__Instructions for the task__
Could you print every record below exactly as written?

__The data__
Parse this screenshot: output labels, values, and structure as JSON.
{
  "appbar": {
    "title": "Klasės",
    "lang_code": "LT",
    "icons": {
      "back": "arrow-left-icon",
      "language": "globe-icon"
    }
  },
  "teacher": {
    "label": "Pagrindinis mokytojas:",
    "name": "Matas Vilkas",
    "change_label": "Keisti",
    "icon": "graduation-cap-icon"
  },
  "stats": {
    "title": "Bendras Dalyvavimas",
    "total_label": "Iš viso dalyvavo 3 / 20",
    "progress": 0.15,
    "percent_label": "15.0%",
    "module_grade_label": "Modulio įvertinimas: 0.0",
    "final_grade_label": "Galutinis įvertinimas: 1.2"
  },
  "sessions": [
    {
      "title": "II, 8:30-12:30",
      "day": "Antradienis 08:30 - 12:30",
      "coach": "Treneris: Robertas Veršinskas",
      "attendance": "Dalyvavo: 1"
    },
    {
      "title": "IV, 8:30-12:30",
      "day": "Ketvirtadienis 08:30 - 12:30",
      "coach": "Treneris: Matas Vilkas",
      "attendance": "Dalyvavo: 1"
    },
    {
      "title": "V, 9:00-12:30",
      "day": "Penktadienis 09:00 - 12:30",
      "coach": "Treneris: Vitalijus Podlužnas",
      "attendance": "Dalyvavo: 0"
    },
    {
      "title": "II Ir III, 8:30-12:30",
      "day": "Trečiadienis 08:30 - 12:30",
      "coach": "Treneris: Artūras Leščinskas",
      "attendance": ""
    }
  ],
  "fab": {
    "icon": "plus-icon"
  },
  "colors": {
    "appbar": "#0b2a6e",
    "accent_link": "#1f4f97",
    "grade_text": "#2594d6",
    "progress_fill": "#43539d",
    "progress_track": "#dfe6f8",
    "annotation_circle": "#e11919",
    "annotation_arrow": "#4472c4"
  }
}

__Response below__
Parse this screenshot: output labels, values, and structure as JSON.
{
  "appbar": {
    "title": "Klasės",
    "lang_code": "LT",
    "icons": {
      "back": "arrow-left-icon",
      "language": "globe-icon"
    }
  },
  "teacher": {
    "label": "Pagrindinis mokytojas:",
    "name": "Matas Vilkas",
    "change_label": "Keisti",
    "icon": "graduation-cap-icon"
  },
  "stats": {
    "title": "Bendras Dalyvavimas",
    "total_label": "Iš viso dalyvavo 3 / 20",
    "progress": 0.15,
    "percent_label": "15.0%",
    "module_grade_label": "Modulio įvertinimas: 0.0",
    "final_grade_label": "Galutinis įvertinimas: 1.2"
  },
  "sessions": [
    {
      "title": "II, 8:30-12:30",
      "day": "Antradienis 08:30 - 12:30",
      "coach": "Treneris: Robertas Veršinskas",
      "attendance": "Dalyvavo: 1"
    },
    {
      "title": "IV, 8:30-12:30",
      "day": "Ketvirtadienis 08:30 - 12:30",
      "coach": "Treneris: Matas Vilkas",
      "attendance": "Dalyvavo: 1"
    },
    {
      "title": "V, 9:00-12:30",
      "day": "Penktadienis 09:00 - 12:30",
      "coach": "Treneris: Vitalijus Podlužnas",
      "attendance": "Dalyvavo: 0"
    },
    {
      "title": "II Ir III, 8:30-12:30",
      "day": "Trečiadienis 08:30 - 12:30",
      "coach": "Treneris: Artūras Leščinskas",
      "attendance": ""
    }
  ],
  "fab": {
    "icon": "plus-icon"
  },
  "colors": {
    "appbar": "#0b2a6e",
    "accent_link": "#1f4f97",
    "grade_text": "#2594d6",
    "progress_fill": "#43539d",
    "progress_track": "#dfe6f8",
    "annotation_circle": "#e11919",
    "annotation_arrow": "#4472c4"
  }
}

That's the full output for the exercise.